◆ **ASSIGNED TASK**: All the records below must be returned exactly as they stand.

** Opening THE RECORDS block **

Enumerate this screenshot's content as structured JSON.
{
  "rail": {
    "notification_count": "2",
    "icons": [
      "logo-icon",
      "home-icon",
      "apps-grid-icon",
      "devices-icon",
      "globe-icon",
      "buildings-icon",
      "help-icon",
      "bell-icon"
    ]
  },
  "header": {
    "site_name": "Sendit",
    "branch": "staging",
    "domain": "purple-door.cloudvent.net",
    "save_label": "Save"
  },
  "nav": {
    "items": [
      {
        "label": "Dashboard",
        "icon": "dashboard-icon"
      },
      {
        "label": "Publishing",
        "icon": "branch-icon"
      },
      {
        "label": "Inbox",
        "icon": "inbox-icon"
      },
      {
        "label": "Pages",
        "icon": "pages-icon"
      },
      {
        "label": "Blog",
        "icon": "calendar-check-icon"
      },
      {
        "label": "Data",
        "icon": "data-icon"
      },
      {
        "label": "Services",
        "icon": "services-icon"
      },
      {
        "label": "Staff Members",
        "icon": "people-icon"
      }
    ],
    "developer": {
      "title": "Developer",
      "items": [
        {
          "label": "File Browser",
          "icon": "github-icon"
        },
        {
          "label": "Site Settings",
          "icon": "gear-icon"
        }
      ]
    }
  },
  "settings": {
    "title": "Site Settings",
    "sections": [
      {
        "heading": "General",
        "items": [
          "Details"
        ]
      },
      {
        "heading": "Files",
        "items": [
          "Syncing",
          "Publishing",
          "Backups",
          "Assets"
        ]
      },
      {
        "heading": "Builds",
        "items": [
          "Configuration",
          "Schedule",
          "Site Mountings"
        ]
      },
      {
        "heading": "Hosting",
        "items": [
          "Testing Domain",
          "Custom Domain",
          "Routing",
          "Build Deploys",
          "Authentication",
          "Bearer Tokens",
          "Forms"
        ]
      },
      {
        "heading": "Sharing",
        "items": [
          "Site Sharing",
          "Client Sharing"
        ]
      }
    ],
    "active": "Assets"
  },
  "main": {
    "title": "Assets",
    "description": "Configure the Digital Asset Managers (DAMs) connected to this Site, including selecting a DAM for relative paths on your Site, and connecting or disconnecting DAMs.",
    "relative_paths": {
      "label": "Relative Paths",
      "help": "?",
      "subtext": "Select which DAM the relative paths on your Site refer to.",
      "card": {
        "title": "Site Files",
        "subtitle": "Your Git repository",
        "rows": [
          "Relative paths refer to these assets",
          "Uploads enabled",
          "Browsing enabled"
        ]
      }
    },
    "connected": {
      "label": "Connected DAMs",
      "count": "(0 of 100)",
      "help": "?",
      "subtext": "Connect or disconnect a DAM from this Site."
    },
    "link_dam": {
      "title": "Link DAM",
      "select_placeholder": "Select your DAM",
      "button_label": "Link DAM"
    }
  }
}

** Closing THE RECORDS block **

◆ **FINISHED TASK**:
Enumerate this screenshot's content as structured JSON.
{
  "rail": {
    "notification_count": "2",
    "icons": [
      "logo-icon",
      "home-icon",
      "apps-grid-icon",
      "devices-icon",
      "globe-icon",
      "buildings-icon",
      "help-icon",
      "bell-icon"
    ]
  },
  "header": {
    "site_name": "Sendit",
    "branch": "staging",
    "domain": "purple-door.cloudvent.net",
    "save_label": "Save"
  },
  "nav": {
    "items": [
      {
        "label": "Dashboard",
        "icon": "dashboard-icon"
      },
      {
        "label": "Publishing",
        "icon": "branch-icon"
      },
      {
        "label": "Inbox",
        "icon": "inbox-icon"
      },
      {
        "label": "Pages",
        "icon": "pages-icon"
      },
      {
        "label": "Blog",
        "icon": "calendar-check-icon"
      },
      {
        "label": "Data",
        "icon": "data-icon"
      },
      {
        "label": "Services",
        "icon": "services-icon"
      },
      {
        "label": "Staff Members",
        "icon": "people-icon"
      }
    ],
    "developer": {
      "title": "Developer",
      "items": [
        {
          "label": "File Browser",
          "icon": "github-icon"
        },
        {
          "label": "Site Settings",
          "icon": "gear-icon"
        }
      ]
    }
  },
  "settings": {
    "title": "Site Settings",
    "sections": [
      {
        "heading": "General",
        "items": [
          "Details"
        ]
      },
      {
        "heading": "Files",
        "items": [
          "Syncing",
          "Publishing",
          "Backups",
          "Assets"
        ]
      },
      {
        "heading": "Builds",
        "items": [
          "Configuration",
          "Schedule",
          "Site Mountings"
        ]
      },
      {
        "heading": "Hosting",
        "items": [
          "Testing Domain",
          "Custom Domain",
          "Routing",
          "Build Deploys",
          "Authentication",
          "Bearer Tokens",
          "Forms"
        ]
      },
      {
        "heading": "Sharing",
        "items": [
          "Site Sharing",
          "Client Sharing"
        ]
      }
    ],
    "active": "Assets"
  },
  "main": {
    "title": "Assets",
    "description": "Configure the Digital Asset Managers (DAMs) connected to this Site, including selecting a DAM for relative paths on your Site, and connecting or disconnecting DAMs.",
    "relative_paths": {
      "label": "Relative Paths",
      "help": "?",
      "subtext": "Select which DAM the relative paths on your Site refer to.",
      "card": {
        "title": "Site Files",
        "subtitle": "Your Git repository",
        "rows": [
          "Relative paths refer to these assets",
          "Uploads enabled",
          "Browsing enabled"
        ]
      }
    },
    "connected": {
      "label": "Connected DAMs",
      "count": "(0 of 100)",
      "help": "?",
      "subtext": "Connect or disconnect a DAM from this Site."
    },
    "link_dam": {
      "title": "Link DAM",
      "select_placeholder": "Select your DAM",
      "button_label": "Link DAM"
    }
  }
}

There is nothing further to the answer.